- **Task description**
Please return every line from the entries that has the string "JSON" in it.

(Element data from apps and pages)
◆ ◆ ◆

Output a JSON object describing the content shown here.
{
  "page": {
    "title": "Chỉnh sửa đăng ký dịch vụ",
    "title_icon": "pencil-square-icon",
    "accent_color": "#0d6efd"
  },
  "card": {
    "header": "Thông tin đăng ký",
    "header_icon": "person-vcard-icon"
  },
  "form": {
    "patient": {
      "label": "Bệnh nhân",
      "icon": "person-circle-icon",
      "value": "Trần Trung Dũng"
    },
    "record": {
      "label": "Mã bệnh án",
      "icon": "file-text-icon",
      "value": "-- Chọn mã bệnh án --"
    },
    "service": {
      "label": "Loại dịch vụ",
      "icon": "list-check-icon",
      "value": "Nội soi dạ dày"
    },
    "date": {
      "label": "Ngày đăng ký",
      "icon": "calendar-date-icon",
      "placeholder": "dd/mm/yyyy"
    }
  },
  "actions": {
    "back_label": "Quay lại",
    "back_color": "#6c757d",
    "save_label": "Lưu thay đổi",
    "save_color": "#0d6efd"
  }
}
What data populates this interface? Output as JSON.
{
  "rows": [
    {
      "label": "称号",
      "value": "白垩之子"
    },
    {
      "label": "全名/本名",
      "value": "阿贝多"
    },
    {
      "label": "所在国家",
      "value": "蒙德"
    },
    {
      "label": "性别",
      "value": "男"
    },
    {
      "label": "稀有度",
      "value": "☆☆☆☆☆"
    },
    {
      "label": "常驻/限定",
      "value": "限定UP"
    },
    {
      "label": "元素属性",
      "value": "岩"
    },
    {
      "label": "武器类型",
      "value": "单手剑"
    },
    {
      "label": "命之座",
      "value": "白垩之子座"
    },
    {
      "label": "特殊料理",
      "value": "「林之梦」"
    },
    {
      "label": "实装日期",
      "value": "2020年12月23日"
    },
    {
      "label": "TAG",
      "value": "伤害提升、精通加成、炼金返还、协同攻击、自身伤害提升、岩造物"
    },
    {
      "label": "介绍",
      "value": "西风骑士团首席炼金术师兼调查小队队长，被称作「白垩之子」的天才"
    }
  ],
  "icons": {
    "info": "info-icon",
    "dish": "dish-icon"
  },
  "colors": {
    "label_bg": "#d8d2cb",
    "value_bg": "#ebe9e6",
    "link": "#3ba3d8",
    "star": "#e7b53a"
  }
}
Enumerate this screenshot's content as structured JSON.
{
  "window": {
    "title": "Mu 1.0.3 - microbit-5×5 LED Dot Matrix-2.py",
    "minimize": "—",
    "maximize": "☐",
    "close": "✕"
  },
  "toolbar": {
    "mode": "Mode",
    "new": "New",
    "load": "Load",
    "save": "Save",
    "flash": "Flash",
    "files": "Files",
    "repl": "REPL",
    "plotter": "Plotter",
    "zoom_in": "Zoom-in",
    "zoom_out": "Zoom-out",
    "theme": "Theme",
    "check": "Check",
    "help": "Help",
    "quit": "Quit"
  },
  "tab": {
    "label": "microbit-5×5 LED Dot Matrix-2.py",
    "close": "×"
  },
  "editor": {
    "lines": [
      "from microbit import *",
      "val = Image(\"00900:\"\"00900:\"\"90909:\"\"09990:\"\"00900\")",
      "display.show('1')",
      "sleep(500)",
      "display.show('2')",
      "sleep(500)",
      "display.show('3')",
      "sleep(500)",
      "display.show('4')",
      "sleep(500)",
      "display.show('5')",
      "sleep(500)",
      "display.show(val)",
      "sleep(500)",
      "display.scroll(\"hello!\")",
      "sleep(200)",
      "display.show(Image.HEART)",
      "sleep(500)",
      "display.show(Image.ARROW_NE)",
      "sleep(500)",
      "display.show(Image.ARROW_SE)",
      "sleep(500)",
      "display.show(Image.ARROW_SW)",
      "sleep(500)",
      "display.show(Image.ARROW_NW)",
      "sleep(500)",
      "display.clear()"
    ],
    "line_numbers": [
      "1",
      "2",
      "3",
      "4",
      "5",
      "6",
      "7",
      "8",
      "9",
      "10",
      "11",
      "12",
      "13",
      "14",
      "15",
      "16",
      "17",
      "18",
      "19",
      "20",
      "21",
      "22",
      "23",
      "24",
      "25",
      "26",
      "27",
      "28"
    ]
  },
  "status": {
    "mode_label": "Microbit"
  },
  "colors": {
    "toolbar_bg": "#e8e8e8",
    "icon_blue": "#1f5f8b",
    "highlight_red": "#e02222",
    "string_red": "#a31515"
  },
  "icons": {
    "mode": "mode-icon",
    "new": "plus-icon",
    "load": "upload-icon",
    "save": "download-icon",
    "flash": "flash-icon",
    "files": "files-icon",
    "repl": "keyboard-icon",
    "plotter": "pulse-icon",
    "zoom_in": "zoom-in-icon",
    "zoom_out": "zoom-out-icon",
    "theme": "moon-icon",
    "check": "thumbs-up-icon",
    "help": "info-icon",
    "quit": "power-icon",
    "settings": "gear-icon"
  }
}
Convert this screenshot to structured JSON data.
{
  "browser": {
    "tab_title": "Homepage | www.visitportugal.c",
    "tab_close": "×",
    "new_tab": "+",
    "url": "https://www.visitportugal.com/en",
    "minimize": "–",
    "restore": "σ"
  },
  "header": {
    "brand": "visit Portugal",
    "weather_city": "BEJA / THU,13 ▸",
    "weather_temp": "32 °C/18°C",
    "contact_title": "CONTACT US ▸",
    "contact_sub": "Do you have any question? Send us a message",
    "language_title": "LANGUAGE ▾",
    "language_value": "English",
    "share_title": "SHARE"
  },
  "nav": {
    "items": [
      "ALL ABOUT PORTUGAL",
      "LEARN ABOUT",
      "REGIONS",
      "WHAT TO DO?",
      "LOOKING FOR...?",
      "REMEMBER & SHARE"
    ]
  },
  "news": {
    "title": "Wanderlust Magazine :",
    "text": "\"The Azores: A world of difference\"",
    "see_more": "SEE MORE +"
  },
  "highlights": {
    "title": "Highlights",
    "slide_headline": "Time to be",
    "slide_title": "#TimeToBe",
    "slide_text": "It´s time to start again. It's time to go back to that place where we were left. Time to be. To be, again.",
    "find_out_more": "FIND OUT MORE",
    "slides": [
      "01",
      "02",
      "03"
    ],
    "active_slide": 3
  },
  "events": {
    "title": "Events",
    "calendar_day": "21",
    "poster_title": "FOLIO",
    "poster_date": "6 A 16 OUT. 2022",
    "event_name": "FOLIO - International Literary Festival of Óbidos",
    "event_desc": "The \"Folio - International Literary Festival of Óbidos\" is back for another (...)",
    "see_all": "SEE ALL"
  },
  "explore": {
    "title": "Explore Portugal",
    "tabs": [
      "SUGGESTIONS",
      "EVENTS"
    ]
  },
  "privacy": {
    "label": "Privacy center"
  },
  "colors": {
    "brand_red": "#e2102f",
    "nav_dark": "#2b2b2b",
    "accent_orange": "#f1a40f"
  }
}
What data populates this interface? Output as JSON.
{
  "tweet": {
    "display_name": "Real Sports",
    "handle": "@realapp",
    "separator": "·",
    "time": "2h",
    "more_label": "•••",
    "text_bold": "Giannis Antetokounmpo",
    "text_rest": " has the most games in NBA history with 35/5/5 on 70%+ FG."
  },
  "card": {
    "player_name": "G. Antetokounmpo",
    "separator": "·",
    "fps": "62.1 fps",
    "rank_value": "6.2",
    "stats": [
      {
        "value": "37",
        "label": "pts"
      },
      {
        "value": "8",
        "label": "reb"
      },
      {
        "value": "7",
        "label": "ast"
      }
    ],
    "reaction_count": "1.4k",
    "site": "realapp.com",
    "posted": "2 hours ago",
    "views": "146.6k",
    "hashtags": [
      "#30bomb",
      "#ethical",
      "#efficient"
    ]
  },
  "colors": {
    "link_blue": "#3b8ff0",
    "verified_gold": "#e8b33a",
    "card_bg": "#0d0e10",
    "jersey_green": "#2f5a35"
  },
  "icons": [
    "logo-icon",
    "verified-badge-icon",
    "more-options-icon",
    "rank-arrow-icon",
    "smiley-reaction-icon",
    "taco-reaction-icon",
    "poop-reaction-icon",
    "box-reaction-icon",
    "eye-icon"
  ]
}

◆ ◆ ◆

- **Answer space**
Output a JSON object describing the content shown here.
What data populates this interface? Output as JSON.
Enumerate this screenshot's content as structured JSON.
Convert this screenshot to structured JSON data.
What data populates this interface? Output as JSON.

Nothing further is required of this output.